A Heidelberg, Germany, IT security firm named ERNW has found that some Android smartphones can be attacked via Bluetooth because of a new security vulnerability. The new security threat is known as CVE-2020-0022. It allows a hacker within your vicinity to access your phone if your Bluetooth is switched on and to steal your personal information or implant some terrible malware on your smartphone.
Considering that only a hacker standing close to you can execute arbitrary codes on your smartphones, it makes perfect sense to ensure that your Bluetooth is not always turned on or made visible to people around you. An open Bluetooth device can be exploited by fraud-minded individuals to carry out mischiefs. In the case of this new vulnerability, there can be code execution without user intervention, meaning that a smartphone owner does not need to do anything beyond carelessly switching on his Bluetooth device to get hacked.
The German IT firm disclosed that not all Android smartphones are vulnerable to this vulnerability at the moment, but only those running on Android 8 and 9. ERNW has not tested the vulnerability of smartphones running on older Android operating systems, but they think the threat might also be possible for those devices. It is however certain that devices running Android 10 are exempted from the exploited.
Considering that Android 8 and 9 devices are vulnerable to this threat, smartphone users are advised to install the February 2020 security update on their smartphones or use running on Android 10. It is also sound advice to constantly update your phone’s operating system once the manufacturer releases a new security update.
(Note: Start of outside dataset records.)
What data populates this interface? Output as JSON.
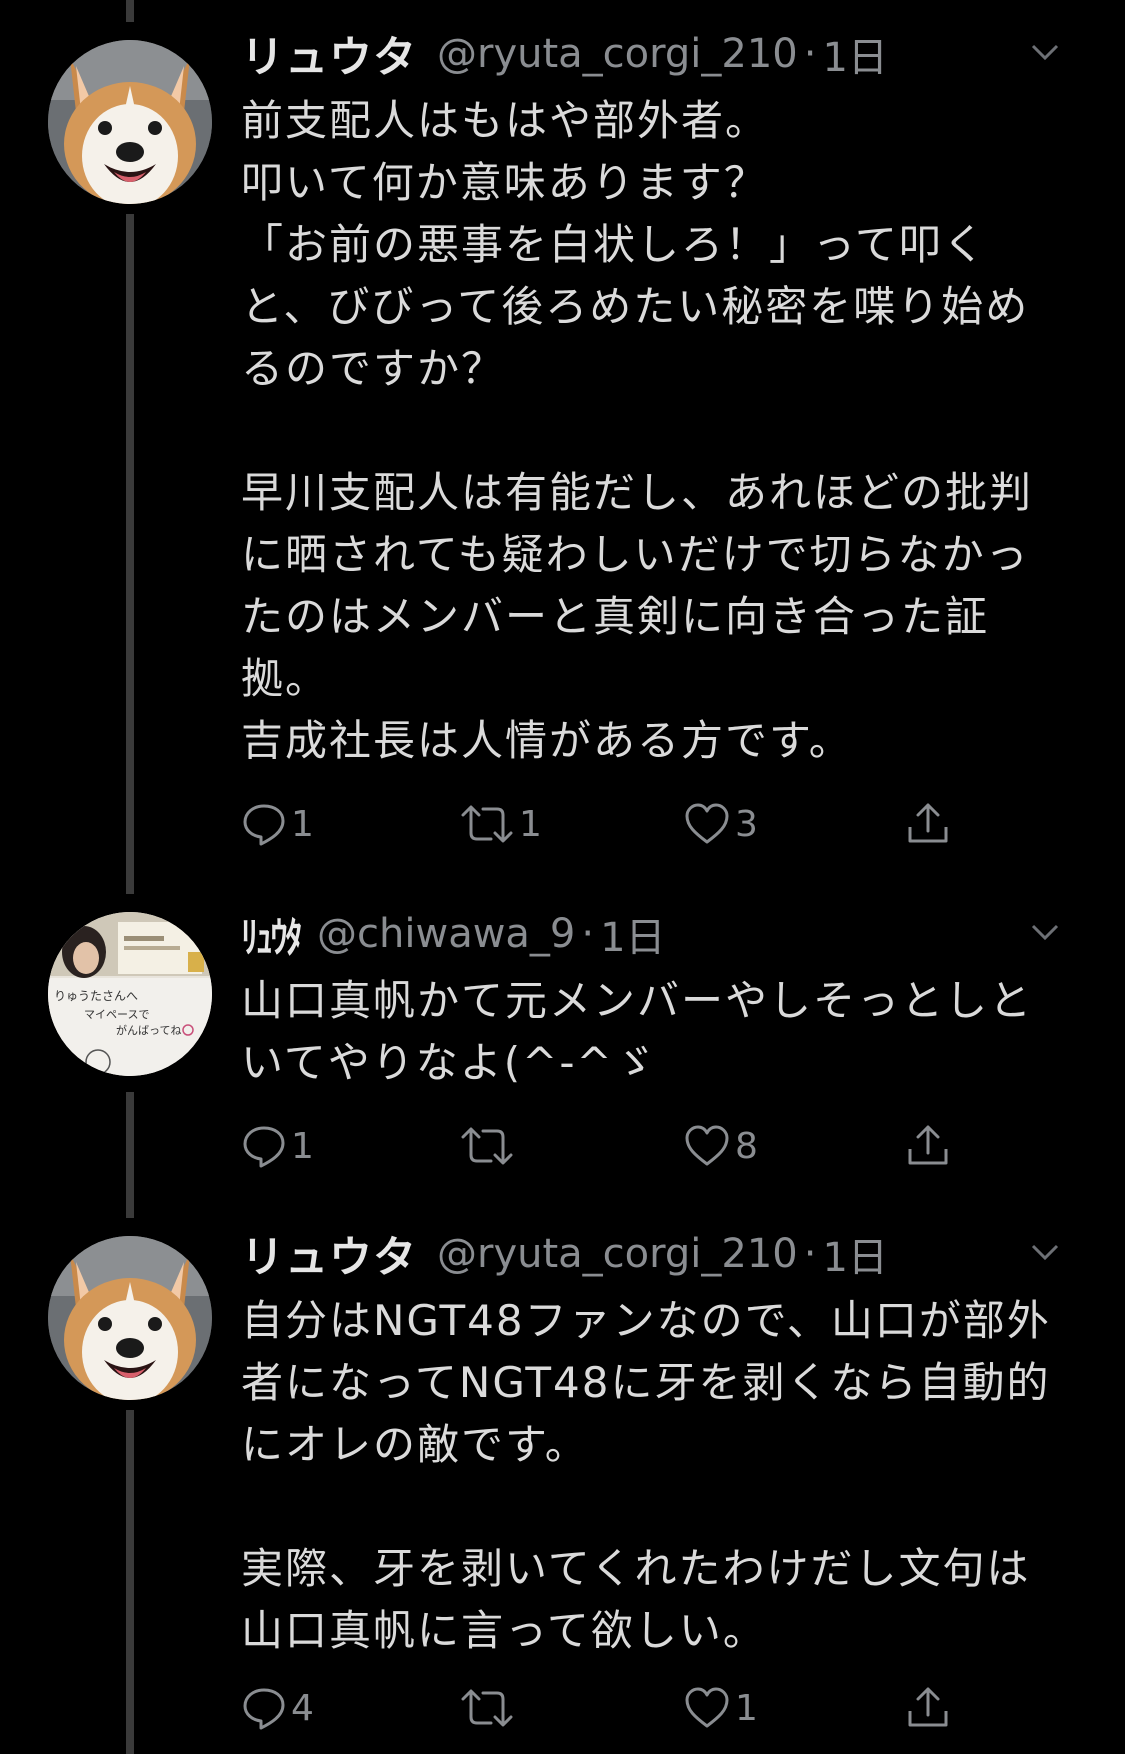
{
  "tweets": [
    {
      "name": "リュウタ",
      "handle": "@ryuta_corgi_210",
      "sep": "·",
      "time": "1日",
      "lines": [
        "前支配人はもはや部外者。",
        "叩いて何か意味あります？",
        "「お前の悪事を白状しろ！」って叩く",
        "と、びびって後ろめたい秘密を喋り始め",
        "るのですか？",
        "",
        "早川支配人は有能だし、あれほどの批判",
        "に晒されても疑わしいだけで切らなかっ",
        "たのはメンバーと真剣に向き合った証",
        "拠。",
        "吉成社長は人情がある方です。"
      ],
      "replies": "1",
      "retweets": "1",
      "likes": "3"
    },
    {
      "name": "ﾘｭｳﾀ",
      "handle": "@chiwawa_9",
      "sep": "·",
      "time": "1日",
      "avatar_text": [
        "りゅうたさんへ",
        "マイペースで",
        "がんばってね"
      ],
      "lines": [
        "山口真帆かて元メンバーやしそっとしと",
        "いてやりなよ(^-^ゞ"
      ],
      "replies": "1",
      "retweets": "",
      "likes": "8"
    },
    {
      "name": "リュウタ",
      "handle": "@ryuta_corgi_210",
      "sep": "·",
      "time": "1日",
      "lines": [
        "自分はNGT48ファンなので、山口が部外",
        "者になってNGT48に牙を剥くなら自動的",
        "にオレの敵です。",
        "",
        "実際、牙を剥いてくれたわけだし文句は",
        "山口真帆に言って欲しい。"
      ],
      "replies": "4",
      "retweets": "",
      "likes": "1"
    }
  ],
  "icons": {
    "reply": "reply-icon",
    "retweet": "retweet-icon",
    "like": "heart-icon",
    "share": "share-icon",
    "more": "chevron-down-icon"
  },
  "colors": {
    "background": "#000000",
    "text": "#d9d9d9",
    "secondary": "#8a8d91",
    "thread_line": "#3a3a3a"
  }
}
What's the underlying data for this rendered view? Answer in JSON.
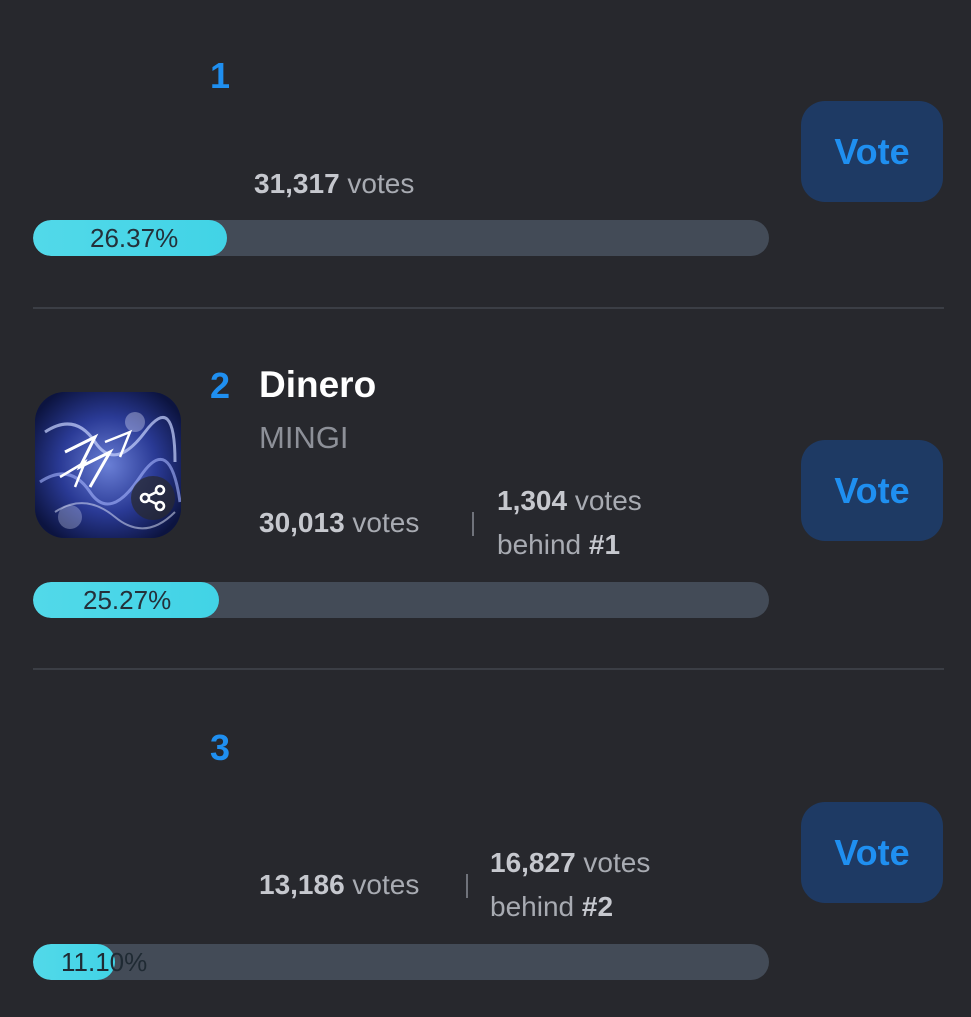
{
  "entries": [
    {
      "rank": "1",
      "title": "",
      "artist": "",
      "votes_count": "31,317",
      "votes_word": "votes",
      "behind_count": "",
      "behind_word": "",
      "behind_label": "",
      "percent_label": "26.37%",
      "percent": 26.37,
      "vote_label": "Vote"
    },
    {
      "rank": "2",
      "title": "Dinero",
      "artist": "MINGI",
      "votes_count": "30,013",
      "votes_word": "votes",
      "behind_count": "1,304",
      "behind_word": "votes",
      "behind_label_prefix": "behind",
      "behind_label_rank": "#1",
      "percent_label": "25.27%",
      "percent": 25.27,
      "vote_label": "Vote"
    },
    {
      "rank": "3",
      "title": "",
      "artist": "",
      "votes_count": "13,186",
      "votes_word": "votes",
      "behind_count": "16,827",
      "behind_word": "votes",
      "behind_label_prefix": "behind",
      "behind_label_rank": "#2",
      "percent_label": "11.10%",
      "percent": 11.1,
      "vote_label": "Vote"
    }
  ],
  "colors": {
    "background": "#27282d",
    "accent": "#1f8ff0",
    "vote_button_bg": "#1e3a64",
    "bar_track": "#434b57",
    "bar_fill": "#4fd8e8"
  },
  "icons": {
    "share": "share-icon"
  }
}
“On Android 8.0 to 9.0, a remote attacker within proximity can silently execute arbitrary code with the privileges of the Bluetooth daemon as long as Bluetooth is enabled,” ERNW had revealed. “No user interaction is required and only the Bluetooth MAC address of the target devices has to be known. For some devices, the Bluetooth MAC address can be deduced from the WiFi MAC address. This vulnerability can lead to the theft of personal data and could potentially be used to spread malware (Short-Distance Worm).”
Given that hackers only need to know your MAC address to attack your smartphone or steal valuable information, you are advised to always switch on your Bluetooth for short periods of time and only for very important reasons. And then, all things being equal, finding anyone’s Bluetooth MAC address isn’t as simple as it sounds.